A sun-kissed sky, pale in the background, glows against the bright bold colors of rain forest dwellers on the image spanning from left to right, back to front, on the matching dust jacket and book case. With no effort whatsoever you can hear the boisterous howler monkeys, the chatter of the great green macaws and keel-billed toucans. If you are the bark on the tree you can feel the flutter of passing butterflies and soft-padding of persistent frogs. Silhouettes of the mentioned creatures are patterned in two hues of green on the opening and closing endpapers.
A rhythm, like breathing, is created with the illustrations crossing the gutter from left to right leaving a half page for a column in which the informative text appears. Above this a number tops the etched images of the animals; 16 with sixteen fruit bats beneath, 32 with thirty-two fer-de-lance below and 64 with sixty-four agoutis in rows. The background colors in these columns change to reflect the pictures to the left.

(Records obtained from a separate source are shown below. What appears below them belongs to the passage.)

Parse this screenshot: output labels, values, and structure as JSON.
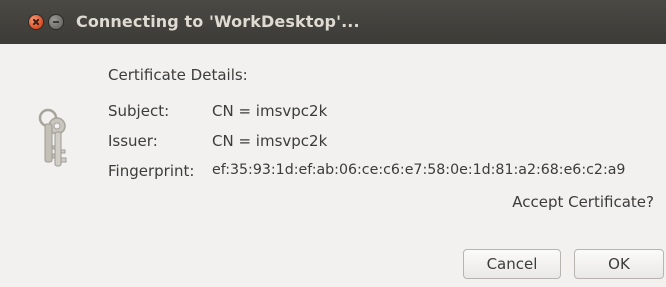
{
  "window": {
    "title": "Connecting to 'WorkDesktop'..."
  },
  "icons": {
    "close": "close-icon",
    "minimize": "minimize-icon",
    "dialog": "keys-icon"
  },
  "dialog": {
    "heading": "Certificate Details:",
    "fields": [
      {
        "label": "Subject:",
        "value": "CN = imsvpc2k"
      },
      {
        "label": "Issuer:",
        "value": "CN = imsvpc2k"
      },
      {
        "label": "Fingerprint:",
        "value": "ef:35:93:1d:ef:ab:06:ce:c6:e7:58:0e:1d:81:a2:68:e6:c2:a9"
      }
    ],
    "question": "Accept Certificate?"
  },
  "buttons": {
    "cancel": "Cancel",
    "ok": "OK"
  }
}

Rendered in acrylic and pencil Simona Mulazzani details her paintings with a realistic quality using soft, sure brush strokes. No matter the time of day or night or location, she brings us into the world of the almendro tree with her shifts in perspective. It's interesting to note the leafcutters are shown in more than one image reinforcing their continual work.
One of my favorite pictures is of the great green macaws. A pair is inside their nest hole, two eggs next to them. We are inside the nest with them looking outside at other birds resting on branches and flying near the almendro tree.

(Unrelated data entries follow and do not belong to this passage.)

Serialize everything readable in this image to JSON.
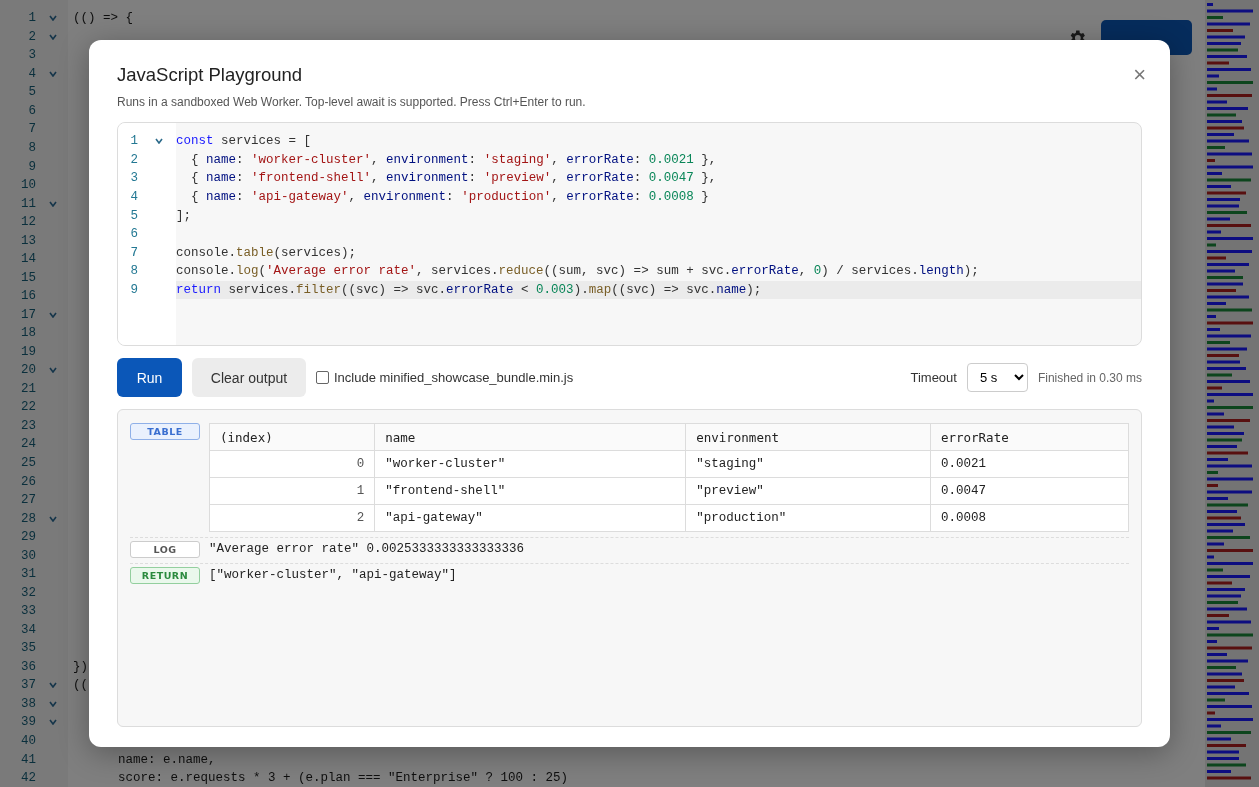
{
  "background_editor": {
    "lines": [
      {
        "number": "1",
        "fold": true,
        "code": "(() => {"
      },
      {
        "number": "2",
        "fold": true
      },
      {
        "number": "3",
        "fold": false
      },
      {
        "number": "4",
        "fold": true
      },
      {
        "number": "5",
        "fold": false
      },
      {
        "number": "6",
        "fold": false
      },
      {
        "number": "7",
        "fold": false
      },
      {
        "number": "8",
        "fold": false
      },
      {
        "number": "9",
        "fold": false
      },
      {
        "number": "10",
        "fold": false
      },
      {
        "number": "11",
        "fold": true
      },
      {
        "number": "12",
        "fold": false
      },
      {
        "number": "13",
        "fold": false
      },
      {
        "number": "14",
        "fold": false
      },
      {
        "number": "15",
        "fold": false
      },
      {
        "number": "16",
        "fold": false
      },
      {
        "number": "17",
        "fold": true
      },
      {
        "number": "18",
        "fold": false
      },
      {
        "number": "19",
        "fold": false
      },
      {
        "number": "20",
        "fold": true
      },
      {
        "number": "21",
        "fold": false
      },
      {
        "number": "22",
        "fold": false
      },
      {
        "number": "23",
        "fold": false
      },
      {
        "number": "24",
        "fold": false
      },
      {
        "number": "25",
        "fold": false
      },
      {
        "number": "26",
        "fold": false
      },
      {
        "number": "27",
        "fold": false
      },
      {
        "number": "28",
        "fold": true
      },
      {
        "number": "29",
        "fold": false
      },
      {
        "number": "30",
        "fold": false
      },
      {
        "number": "31",
        "fold": false
      },
      {
        "number": "32",
        "fold": false
      },
      {
        "number": "33",
        "fold": false
      },
      {
        "number": "34",
        "fold": false
      },
      {
        "number": "35",
        "fold": false
      },
      {
        "number": "36",
        "fold": false,
        "code": "})"
      },
      {
        "number": "37",
        "fold": true,
        "code": "(("
      },
      {
        "number": "38",
        "fold": true
      },
      {
        "number": "39",
        "fold": true
      },
      {
        "number": "40",
        "fold": false
      },
      {
        "number": "41",
        "fold": false,
        "code": "      name: e.name,"
      },
      {
        "number": "42",
        "fold": false,
        "code": "      score: e.requests * 3 + (e.plan === \"Enterprise\" ? 100 : 25)"
      }
    ]
  },
  "dialog": {
    "title": "JavaScript Playground",
    "subtitle": "Runs in a sandboxed Web Worker. Top-level await is supported. Press Ctrl+Enter to run.",
    "close": "×",
    "editor": {
      "lines": [
        {
          "number": "1",
          "fold": true,
          "current": false,
          "tokens": [
            {
              "kind": "kw",
              "text": "const"
            },
            {
              "kind": "plain",
              "text": " services = ["
            }
          ]
        },
        {
          "number": "2",
          "fold": false,
          "current": false,
          "tokens": [
            {
              "kind": "plain",
              "text": "  { "
            },
            {
              "kind": "prop",
              "text": "name"
            },
            {
              "kind": "plain",
              "text": ": "
            },
            {
              "kind": "str",
              "text": "'worker-cluster'"
            },
            {
              "kind": "plain",
              "text": ", "
            },
            {
              "kind": "prop",
              "text": "environment"
            },
            {
              "kind": "plain",
              "text": ": "
            },
            {
              "kind": "str",
              "text": "'staging'"
            },
            {
              "kind": "plain",
              "text": ", "
            },
            {
              "kind": "prop",
              "text": "errorRate"
            },
            {
              "kind": "plain",
              "text": ": "
            },
            {
              "kind": "num",
              "text": "0.0021"
            },
            {
              "kind": "plain",
              "text": " },"
            }
          ]
        },
        {
          "number": "3",
          "fold": false,
          "current": false,
          "tokens": [
            {
              "kind": "plain",
              "text": "  { "
            },
            {
              "kind": "prop",
              "text": "name"
            },
            {
              "kind": "plain",
              "text": ": "
            },
            {
              "kind": "str",
              "text": "'frontend-shell'"
            },
            {
              "kind": "plain",
              "text": ", "
            },
            {
              "kind": "prop",
              "text": "environment"
            },
            {
              "kind": "plain",
              "text": ": "
            },
            {
              "kind": "str",
              "text": "'preview'"
            },
            {
              "kind": "plain",
              "text": ", "
            },
            {
              "kind": "prop",
              "text": "errorRate"
            },
            {
              "kind": "plain",
              "text": ": "
            },
            {
              "kind": "num",
              "text": "0.0047"
            },
            {
              "kind": "plain",
              "text": " },"
            }
          ]
        },
        {
          "number": "4",
          "fold": false,
          "current": false,
          "tokens": [
            {
              "kind": "plain",
              "text": "  { "
            },
            {
              "kind": "prop",
              "text": "name"
            },
            {
              "kind": "plain",
              "text": ": "
            },
            {
              "kind": "str",
              "text": "'api-gateway'"
            },
            {
              "kind": "plain",
              "text": ", "
            },
            {
              "kind": "prop",
              "text": "environment"
            },
            {
              "kind": "plain",
              "text": ": "
            },
            {
              "kind": "str",
              "text": "'production'"
            },
            {
              "kind": "plain",
              "text": ", "
            },
            {
              "kind": "prop",
              "text": "errorRate"
            },
            {
              "kind": "plain",
              "text": ": "
            },
            {
              "kind": "num",
              "text": "0.0008"
            },
            {
              "kind": "plain",
              "text": " }"
            }
          ]
        },
        {
          "number": "5",
          "fold": false,
          "current": false,
          "tokens": [
            {
              "kind": "plain",
              "text": "];"
            }
          ]
        },
        {
          "number": "6",
          "fold": false,
          "current": false
        },
        {
          "number": "7",
          "fold": false,
          "current": false,
          "tokens": [
            {
              "kind": "plain",
              "text": "console."
            },
            {
              "kind": "fn",
              "text": "table"
            },
            {
              "kind": "plain",
              "text": "(services);"
            }
          ]
        },
        {
          "number": "8",
          "fold": false,
          "current": false,
          "tokens": [
            {
              "kind": "plain",
              "text": "console."
            },
            {
              "kind": "fn",
              "text": "log"
            },
            {
              "kind": "plain",
              "text": "("
            },
            {
              "kind": "str",
              "text": "'Average error rate'"
            },
            {
              "kind": "plain",
              "text": ", services."
            },
            {
              "kind": "fn",
              "text": "reduce"
            },
            {
              "kind": "plain",
              "text": "((sum, svc) => sum + svc."
            },
            {
              "kind": "prop",
              "text": "errorRate"
            },
            {
              "kind": "plain",
              "text": ", "
            },
            {
              "kind": "num",
              "text": "0"
            },
            {
              "kind": "plain",
              "text": ") / services."
            },
            {
              "kind": "prop",
              "text": "length"
            },
            {
              "kind": "plain",
              "text": ");"
            }
          ]
        },
        {
          "number": "9",
          "fold": false,
          "current": true,
          "tokens": [
            {
              "kind": "kw",
              "text": "return"
            },
            {
              "kind": "plain",
              "text": " services."
            },
            {
              "kind": "fn",
              "text": "filter"
            },
            {
              "kind": "plain",
              "text": "((svc) => svc."
            },
            {
              "kind": "prop",
              "text": "errorRate"
            },
            {
              "kind": "plain",
              "text": " < "
            },
            {
              "kind": "num",
              "text": "0.003"
            },
            {
              "kind": "plain",
              "text": ")."
            },
            {
              "kind": "fn",
              "text": "map"
            },
            {
              "kind": "plain",
              "text": "((svc) => svc."
            },
            {
              "kind": "prop",
              "text": "name"
            },
            {
              "kind": "plain",
              "text": ");"
            }
          ]
        }
      ]
    },
    "controls": {
      "run_button": "Run",
      "clear_button": "Clear output",
      "include_checkbox": {
        "label": "Include minified_showcase_bundle.min.js",
        "checked": false
      },
      "timeout": {
        "label": "Timeout",
        "value": "5 s"
      },
      "status": "Finished in 0.30 ms"
    },
    "output": [
      {
        "kind": "table",
        "badge": "TABLE",
        "columns": [
          "(index)",
          "name",
          "environment",
          "errorRate"
        ],
        "rows": [
          [
            "0",
            "\"worker-cluster\"",
            "\"staging\"",
            "0.0021"
          ],
          [
            "1",
            "\"frontend-shell\"",
            "\"preview\"",
            "0.0047"
          ],
          [
            "2",
            "\"api-gateway\"",
            "\"production\"",
            "0.0008"
          ]
        ]
      },
      {
        "kind": "log",
        "badge": "LOG",
        "text": "\"Average error rate\" 0.0025333333333333336"
      },
      {
        "kind": "return",
        "badge": "RETURN",
        "text": "[\"worker-cluster\", \"api-gateway\"]"
      }
    ]
  }
}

Tree of Wonder: The Many Marvelous Lives of a Rainforest Tree written by Kate Messner with illustrations by Simona Mulazzani is a stellar work of nonfiction in a picture book format. The text and images work immediately to engage readers and inspire further investigation. I've already looked up the average size of rusty wandering spiders. One fact leads us to another which is exactly as it should be. At the close of the book a discussion about the almendro tree with links to three organizations is provided. There are several pages with challenging Rainforest Math. We are invited to read additional books and view a documentary.
To learn more about Kate Messner and her other work follow the link attached to her name to access her website. I was most happy for her when reading this tweet.
Thrilled & honored that TREE OF WONDER is a finalist for the @AAAS-Subaru SB&F Prize for Excellence in Science Books https://t.co/nU8tMjXubf— Kate Messner (@KateMessner) November 9, 2015
Kate Messner chats with teacher librarian Matthew C. Winner on his Let's Get Busy Podcast #176 about this title.
The link attached to Simona Mulazzani's name takes you to an artist's website where her work is featured. You can view more illustrations from this title at the publisher's website. One of her newly illustrated books was highlighted at author, reviewer and blogger Julie Danielson's Seven Impossible Things Before Breakfast recently.
It's a pleasure each week to participate in the 2015 Nonfiction Picture Book Challenge hosted by educator Alyson Beecher at Kid Lit Frenzy. Please stop by to see the other titles selected this week by bloggers.